Task material:

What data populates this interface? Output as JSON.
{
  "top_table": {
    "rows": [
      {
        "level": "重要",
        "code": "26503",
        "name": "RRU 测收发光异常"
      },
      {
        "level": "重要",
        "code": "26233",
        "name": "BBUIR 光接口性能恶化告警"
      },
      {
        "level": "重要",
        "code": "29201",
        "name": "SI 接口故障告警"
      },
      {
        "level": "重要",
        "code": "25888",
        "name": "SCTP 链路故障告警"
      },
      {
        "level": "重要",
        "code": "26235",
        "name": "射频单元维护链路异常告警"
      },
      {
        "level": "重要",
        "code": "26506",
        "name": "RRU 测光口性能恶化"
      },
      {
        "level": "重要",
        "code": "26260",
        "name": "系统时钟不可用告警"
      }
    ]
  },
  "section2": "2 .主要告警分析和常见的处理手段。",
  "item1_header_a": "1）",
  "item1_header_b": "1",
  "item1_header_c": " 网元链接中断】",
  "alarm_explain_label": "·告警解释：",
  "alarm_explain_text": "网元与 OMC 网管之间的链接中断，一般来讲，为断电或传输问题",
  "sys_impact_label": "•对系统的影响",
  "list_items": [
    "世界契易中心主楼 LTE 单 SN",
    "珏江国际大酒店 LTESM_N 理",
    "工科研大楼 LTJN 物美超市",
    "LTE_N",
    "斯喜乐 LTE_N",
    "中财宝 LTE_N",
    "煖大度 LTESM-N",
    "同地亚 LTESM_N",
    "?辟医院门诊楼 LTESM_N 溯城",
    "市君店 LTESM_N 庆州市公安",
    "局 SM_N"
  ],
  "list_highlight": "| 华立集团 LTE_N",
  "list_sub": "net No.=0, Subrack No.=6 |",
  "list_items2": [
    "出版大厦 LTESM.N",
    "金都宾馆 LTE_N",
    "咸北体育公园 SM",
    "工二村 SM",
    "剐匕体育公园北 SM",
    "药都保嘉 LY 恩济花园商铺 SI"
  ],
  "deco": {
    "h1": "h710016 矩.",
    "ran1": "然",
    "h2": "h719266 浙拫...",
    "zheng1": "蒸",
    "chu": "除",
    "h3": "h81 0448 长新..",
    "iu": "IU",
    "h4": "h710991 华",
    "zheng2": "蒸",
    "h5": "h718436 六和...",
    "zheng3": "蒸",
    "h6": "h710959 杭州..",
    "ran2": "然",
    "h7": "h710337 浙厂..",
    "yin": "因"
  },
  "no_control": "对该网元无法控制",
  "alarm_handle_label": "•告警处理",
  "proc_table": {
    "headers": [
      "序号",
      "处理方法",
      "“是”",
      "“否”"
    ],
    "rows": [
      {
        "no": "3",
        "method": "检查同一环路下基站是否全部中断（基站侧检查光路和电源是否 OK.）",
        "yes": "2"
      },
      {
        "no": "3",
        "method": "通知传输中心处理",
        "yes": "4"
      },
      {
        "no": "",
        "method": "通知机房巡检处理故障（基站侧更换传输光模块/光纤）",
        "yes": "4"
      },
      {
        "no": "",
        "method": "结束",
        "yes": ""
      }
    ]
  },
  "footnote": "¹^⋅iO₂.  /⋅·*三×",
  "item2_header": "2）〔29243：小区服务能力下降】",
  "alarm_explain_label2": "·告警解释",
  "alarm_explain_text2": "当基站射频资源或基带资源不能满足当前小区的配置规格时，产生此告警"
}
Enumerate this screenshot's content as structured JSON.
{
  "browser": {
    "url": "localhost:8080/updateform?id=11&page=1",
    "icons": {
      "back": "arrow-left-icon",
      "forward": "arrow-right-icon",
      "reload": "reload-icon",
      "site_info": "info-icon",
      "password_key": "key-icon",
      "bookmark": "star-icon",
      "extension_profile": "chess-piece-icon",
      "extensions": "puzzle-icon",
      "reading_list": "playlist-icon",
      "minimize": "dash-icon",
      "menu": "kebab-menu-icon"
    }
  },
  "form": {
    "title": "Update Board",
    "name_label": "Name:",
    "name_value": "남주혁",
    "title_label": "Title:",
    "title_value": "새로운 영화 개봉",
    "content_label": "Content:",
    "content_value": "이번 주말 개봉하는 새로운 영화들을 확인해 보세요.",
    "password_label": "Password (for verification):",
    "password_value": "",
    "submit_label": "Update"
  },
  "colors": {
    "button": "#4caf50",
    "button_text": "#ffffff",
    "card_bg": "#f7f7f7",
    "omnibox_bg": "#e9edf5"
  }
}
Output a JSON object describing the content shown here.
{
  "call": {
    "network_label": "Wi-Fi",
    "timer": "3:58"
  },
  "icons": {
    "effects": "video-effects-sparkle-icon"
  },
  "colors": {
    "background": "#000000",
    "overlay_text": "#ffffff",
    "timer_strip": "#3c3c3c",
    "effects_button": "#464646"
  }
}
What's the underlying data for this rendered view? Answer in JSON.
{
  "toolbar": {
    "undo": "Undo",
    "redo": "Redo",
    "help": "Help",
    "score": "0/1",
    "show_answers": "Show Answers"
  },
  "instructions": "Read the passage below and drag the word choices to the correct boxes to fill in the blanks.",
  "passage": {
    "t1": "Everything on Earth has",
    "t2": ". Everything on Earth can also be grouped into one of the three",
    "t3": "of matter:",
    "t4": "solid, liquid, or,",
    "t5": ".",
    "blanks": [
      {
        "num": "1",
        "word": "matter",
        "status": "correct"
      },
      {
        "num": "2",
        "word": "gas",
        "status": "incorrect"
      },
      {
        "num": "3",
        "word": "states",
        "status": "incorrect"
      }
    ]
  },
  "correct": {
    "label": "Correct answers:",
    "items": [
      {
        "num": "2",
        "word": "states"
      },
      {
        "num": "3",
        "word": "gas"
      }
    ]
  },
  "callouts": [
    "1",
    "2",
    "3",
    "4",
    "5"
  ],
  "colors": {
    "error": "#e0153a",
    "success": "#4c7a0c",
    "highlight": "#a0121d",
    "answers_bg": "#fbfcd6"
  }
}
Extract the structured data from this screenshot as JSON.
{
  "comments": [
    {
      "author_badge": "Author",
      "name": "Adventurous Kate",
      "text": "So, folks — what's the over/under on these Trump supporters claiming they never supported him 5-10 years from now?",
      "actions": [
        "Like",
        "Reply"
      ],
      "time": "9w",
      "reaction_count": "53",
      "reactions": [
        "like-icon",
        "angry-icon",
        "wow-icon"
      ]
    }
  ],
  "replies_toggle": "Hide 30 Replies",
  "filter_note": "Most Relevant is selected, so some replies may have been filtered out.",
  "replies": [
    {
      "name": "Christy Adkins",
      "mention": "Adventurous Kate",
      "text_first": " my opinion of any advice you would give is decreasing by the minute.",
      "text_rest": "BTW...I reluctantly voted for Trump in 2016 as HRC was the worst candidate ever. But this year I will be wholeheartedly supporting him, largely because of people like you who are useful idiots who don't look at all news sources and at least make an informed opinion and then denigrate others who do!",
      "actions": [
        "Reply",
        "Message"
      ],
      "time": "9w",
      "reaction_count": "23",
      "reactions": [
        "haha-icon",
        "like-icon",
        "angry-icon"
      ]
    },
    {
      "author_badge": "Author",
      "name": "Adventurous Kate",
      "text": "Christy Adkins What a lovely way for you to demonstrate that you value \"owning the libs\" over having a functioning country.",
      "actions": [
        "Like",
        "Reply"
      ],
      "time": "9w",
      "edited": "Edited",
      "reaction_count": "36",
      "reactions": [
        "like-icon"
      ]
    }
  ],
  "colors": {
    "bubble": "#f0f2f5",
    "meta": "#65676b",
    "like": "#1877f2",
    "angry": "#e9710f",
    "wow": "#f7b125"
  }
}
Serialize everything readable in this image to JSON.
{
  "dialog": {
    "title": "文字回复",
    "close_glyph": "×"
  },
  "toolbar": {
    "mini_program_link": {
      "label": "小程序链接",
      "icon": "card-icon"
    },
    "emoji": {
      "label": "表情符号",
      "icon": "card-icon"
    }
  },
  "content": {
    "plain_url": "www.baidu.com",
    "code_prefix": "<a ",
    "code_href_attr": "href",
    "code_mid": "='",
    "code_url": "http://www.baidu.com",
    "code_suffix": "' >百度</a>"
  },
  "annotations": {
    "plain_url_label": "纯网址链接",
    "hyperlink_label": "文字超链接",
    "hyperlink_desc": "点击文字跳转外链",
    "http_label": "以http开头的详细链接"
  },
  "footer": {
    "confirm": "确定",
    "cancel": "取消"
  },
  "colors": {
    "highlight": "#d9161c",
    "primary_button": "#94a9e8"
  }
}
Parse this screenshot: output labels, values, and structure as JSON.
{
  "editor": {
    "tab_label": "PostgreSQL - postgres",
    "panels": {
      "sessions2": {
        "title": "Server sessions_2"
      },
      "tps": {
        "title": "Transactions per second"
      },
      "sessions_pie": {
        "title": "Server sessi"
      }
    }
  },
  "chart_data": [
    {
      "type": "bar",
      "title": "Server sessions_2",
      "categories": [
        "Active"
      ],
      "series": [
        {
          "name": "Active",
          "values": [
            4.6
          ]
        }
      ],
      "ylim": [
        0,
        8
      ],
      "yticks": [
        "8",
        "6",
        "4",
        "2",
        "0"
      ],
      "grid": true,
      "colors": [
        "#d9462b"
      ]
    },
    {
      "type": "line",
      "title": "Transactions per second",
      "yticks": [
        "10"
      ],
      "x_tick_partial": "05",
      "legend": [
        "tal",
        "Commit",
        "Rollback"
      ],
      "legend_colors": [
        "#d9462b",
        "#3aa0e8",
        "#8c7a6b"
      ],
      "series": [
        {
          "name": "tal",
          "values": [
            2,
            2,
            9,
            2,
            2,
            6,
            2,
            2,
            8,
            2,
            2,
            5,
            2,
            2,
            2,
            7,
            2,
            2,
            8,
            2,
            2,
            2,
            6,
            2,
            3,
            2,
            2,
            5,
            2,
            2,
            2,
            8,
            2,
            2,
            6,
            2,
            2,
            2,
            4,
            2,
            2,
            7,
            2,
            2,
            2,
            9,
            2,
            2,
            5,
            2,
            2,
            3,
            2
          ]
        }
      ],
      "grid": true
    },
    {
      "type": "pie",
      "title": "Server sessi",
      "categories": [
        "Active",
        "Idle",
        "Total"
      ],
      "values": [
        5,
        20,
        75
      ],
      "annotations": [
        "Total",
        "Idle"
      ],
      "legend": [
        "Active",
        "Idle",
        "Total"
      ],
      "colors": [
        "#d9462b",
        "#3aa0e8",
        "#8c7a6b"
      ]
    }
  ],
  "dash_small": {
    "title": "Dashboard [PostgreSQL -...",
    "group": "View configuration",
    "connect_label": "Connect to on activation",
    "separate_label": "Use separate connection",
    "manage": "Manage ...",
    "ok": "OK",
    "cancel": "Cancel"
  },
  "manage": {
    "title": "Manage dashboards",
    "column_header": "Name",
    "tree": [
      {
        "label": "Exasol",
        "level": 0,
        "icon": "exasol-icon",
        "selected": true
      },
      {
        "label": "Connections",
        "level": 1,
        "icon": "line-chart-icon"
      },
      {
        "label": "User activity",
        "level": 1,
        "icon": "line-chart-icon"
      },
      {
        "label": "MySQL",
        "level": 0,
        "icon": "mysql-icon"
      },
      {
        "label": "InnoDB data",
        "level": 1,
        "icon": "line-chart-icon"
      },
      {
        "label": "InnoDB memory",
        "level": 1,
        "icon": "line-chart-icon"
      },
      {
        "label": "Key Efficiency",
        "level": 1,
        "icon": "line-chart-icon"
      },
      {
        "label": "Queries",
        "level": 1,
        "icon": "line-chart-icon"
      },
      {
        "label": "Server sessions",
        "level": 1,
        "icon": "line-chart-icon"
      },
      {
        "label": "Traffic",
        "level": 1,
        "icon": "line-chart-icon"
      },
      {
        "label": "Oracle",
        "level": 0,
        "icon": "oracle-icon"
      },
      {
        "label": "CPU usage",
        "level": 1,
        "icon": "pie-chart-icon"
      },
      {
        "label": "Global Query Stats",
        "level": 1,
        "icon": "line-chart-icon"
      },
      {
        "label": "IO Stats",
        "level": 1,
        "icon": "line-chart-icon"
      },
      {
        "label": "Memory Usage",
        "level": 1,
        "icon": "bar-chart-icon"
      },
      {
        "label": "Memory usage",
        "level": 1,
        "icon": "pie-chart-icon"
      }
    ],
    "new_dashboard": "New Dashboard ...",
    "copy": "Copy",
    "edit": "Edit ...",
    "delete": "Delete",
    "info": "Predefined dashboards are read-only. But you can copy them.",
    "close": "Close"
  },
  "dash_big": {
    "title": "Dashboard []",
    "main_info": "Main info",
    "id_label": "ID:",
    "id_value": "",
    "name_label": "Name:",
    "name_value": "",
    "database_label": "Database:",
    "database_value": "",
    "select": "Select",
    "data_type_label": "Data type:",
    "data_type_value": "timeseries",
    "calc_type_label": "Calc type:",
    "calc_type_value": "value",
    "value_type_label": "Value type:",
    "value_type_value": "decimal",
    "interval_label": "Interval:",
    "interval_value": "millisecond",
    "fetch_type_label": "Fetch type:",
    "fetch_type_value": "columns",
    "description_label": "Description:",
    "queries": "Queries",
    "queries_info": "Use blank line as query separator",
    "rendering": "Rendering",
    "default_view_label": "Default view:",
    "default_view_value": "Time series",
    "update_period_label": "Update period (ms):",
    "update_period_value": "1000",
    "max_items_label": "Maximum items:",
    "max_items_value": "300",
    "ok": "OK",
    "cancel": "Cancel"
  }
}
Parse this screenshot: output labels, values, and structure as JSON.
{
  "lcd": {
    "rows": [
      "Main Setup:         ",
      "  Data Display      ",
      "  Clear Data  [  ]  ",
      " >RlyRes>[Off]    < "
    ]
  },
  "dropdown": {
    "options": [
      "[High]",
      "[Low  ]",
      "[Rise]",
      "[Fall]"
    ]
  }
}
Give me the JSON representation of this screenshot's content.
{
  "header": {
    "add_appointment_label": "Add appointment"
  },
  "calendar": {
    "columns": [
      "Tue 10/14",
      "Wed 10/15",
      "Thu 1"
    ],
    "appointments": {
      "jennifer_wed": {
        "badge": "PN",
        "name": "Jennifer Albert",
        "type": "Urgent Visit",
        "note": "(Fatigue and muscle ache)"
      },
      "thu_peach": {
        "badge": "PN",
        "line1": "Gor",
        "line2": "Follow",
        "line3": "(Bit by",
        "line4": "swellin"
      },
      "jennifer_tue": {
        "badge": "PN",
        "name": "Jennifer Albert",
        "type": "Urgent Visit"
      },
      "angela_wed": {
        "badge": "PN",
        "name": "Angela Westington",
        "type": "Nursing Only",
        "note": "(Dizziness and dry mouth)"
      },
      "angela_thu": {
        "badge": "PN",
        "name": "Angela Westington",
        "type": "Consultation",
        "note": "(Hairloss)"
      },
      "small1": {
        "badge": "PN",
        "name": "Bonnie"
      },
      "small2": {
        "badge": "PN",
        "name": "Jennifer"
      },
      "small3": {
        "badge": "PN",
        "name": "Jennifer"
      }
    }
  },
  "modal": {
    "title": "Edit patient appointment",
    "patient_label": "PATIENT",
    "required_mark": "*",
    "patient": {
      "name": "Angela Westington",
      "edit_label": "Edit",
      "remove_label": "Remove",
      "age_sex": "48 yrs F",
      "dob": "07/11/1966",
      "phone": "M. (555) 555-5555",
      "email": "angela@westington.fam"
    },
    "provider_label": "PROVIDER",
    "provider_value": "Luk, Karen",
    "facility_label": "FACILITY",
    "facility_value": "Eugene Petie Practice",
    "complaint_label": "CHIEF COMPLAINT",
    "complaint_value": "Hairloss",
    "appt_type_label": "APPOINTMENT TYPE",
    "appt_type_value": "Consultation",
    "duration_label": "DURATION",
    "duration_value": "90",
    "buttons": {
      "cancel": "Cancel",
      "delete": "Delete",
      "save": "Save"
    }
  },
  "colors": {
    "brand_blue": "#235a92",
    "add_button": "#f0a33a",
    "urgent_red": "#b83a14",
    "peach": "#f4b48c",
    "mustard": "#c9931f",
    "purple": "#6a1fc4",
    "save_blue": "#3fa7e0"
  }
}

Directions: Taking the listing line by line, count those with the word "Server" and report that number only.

Task output: 5